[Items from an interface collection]

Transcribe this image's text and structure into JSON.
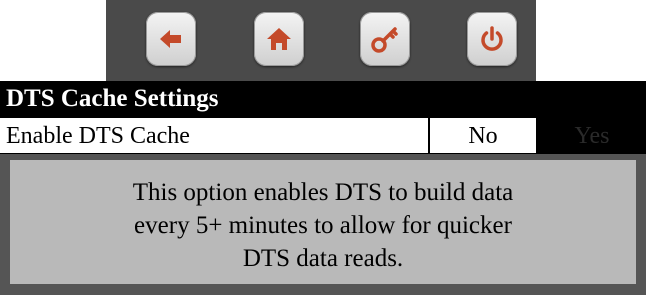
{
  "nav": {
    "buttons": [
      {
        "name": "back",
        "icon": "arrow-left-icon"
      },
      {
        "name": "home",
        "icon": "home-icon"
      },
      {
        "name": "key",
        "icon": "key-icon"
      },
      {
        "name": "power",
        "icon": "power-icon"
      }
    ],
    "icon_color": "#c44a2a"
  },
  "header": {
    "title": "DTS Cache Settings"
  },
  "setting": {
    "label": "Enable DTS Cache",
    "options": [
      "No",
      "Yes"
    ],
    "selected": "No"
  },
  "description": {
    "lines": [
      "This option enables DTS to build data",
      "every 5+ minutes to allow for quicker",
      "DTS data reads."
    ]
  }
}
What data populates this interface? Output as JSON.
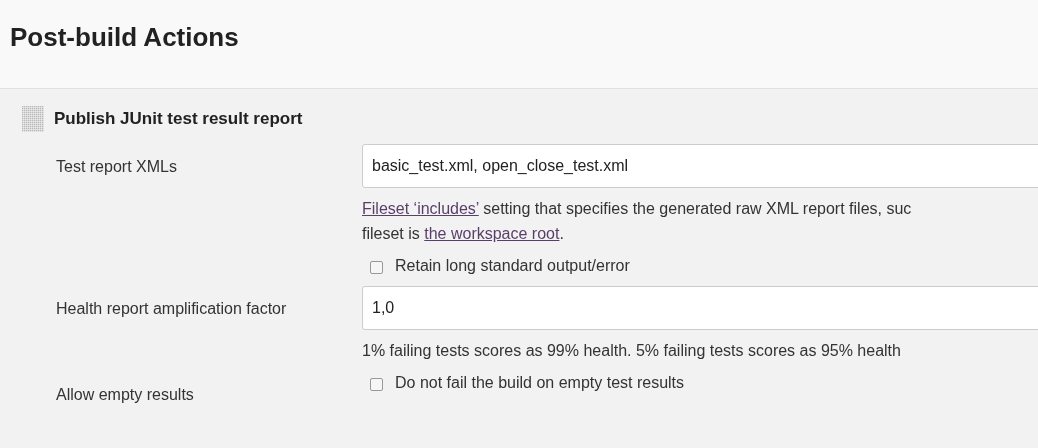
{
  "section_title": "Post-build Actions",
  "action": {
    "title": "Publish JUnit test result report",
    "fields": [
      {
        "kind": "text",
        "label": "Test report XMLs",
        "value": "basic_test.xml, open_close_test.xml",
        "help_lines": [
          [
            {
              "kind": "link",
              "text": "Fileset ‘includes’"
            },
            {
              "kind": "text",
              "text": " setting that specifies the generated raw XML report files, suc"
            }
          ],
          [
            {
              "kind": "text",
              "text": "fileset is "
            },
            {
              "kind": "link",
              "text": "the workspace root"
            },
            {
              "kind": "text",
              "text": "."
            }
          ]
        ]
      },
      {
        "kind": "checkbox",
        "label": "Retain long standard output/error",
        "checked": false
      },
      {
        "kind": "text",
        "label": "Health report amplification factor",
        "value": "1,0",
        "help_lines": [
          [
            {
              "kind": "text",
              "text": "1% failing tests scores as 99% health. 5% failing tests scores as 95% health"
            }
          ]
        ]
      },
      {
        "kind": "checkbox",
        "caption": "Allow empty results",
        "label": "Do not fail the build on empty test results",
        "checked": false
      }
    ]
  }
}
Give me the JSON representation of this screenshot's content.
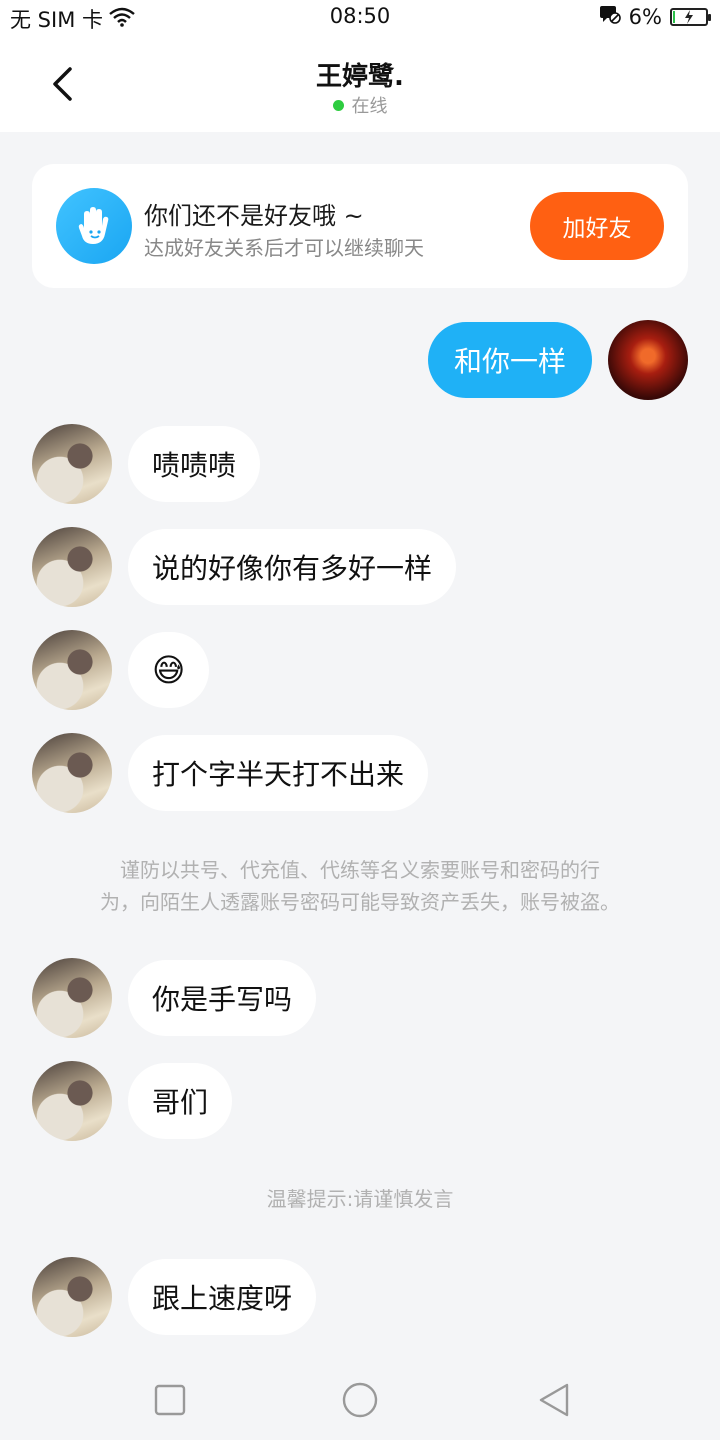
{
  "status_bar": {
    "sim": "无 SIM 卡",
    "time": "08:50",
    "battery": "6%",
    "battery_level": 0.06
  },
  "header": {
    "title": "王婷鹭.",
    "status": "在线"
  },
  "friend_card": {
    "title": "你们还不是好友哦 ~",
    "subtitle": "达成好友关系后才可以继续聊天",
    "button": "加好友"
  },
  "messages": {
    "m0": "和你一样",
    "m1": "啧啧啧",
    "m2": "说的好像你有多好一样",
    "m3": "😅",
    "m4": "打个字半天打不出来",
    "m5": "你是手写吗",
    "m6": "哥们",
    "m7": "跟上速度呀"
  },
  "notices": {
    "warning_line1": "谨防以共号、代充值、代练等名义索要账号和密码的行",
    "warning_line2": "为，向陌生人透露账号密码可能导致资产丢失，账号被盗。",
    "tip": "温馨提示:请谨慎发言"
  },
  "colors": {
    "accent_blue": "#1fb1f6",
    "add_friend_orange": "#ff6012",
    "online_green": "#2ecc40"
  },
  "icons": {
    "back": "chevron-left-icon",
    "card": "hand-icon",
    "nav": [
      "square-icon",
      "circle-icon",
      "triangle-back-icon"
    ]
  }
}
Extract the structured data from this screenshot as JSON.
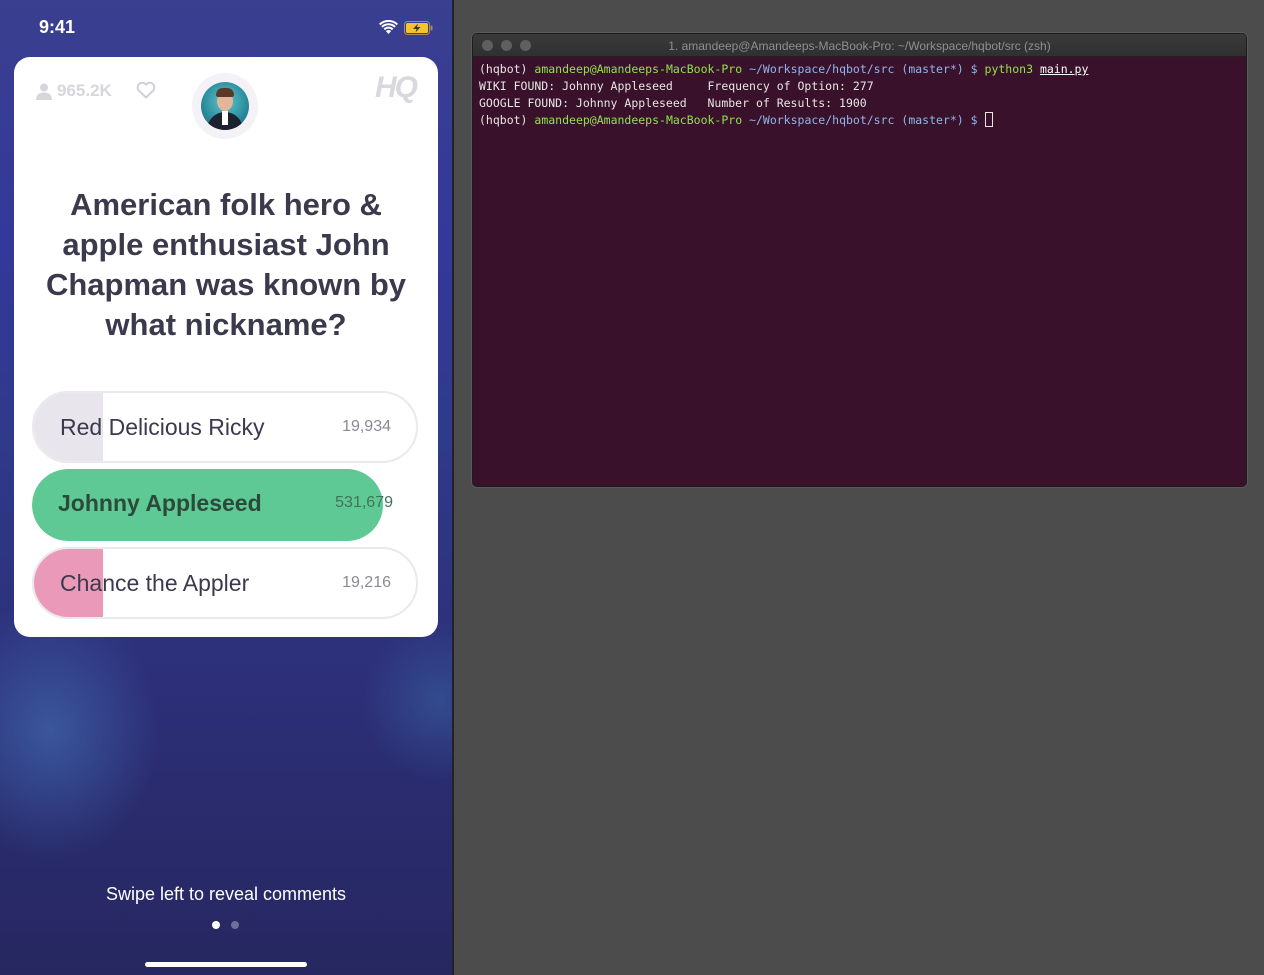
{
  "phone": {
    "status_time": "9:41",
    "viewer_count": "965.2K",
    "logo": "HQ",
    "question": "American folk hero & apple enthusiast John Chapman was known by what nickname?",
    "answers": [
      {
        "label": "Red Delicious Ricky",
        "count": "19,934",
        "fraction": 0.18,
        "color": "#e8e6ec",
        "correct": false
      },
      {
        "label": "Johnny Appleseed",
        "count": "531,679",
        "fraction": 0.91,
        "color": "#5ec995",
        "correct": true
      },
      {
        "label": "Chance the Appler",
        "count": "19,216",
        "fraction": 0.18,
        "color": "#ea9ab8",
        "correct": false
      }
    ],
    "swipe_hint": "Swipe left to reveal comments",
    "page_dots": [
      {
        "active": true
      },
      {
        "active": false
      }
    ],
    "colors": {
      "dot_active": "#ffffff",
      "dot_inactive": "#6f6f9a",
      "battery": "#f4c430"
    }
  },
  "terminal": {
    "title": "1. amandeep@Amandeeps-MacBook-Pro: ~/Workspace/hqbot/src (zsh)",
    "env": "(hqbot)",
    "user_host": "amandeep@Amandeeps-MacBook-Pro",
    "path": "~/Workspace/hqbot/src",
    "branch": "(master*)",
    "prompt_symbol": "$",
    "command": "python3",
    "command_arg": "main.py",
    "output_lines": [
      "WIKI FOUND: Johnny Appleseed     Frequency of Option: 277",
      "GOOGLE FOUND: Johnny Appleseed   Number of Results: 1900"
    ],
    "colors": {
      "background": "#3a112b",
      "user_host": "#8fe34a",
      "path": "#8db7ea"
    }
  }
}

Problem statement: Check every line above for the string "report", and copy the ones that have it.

Exercise response:
    "title": "Publish JUnit test result report",
        "label": "Test report XMLs",
              "text": " setting that specifies the generated raw XML report files, suc"
        "label": "Health report amplification factor",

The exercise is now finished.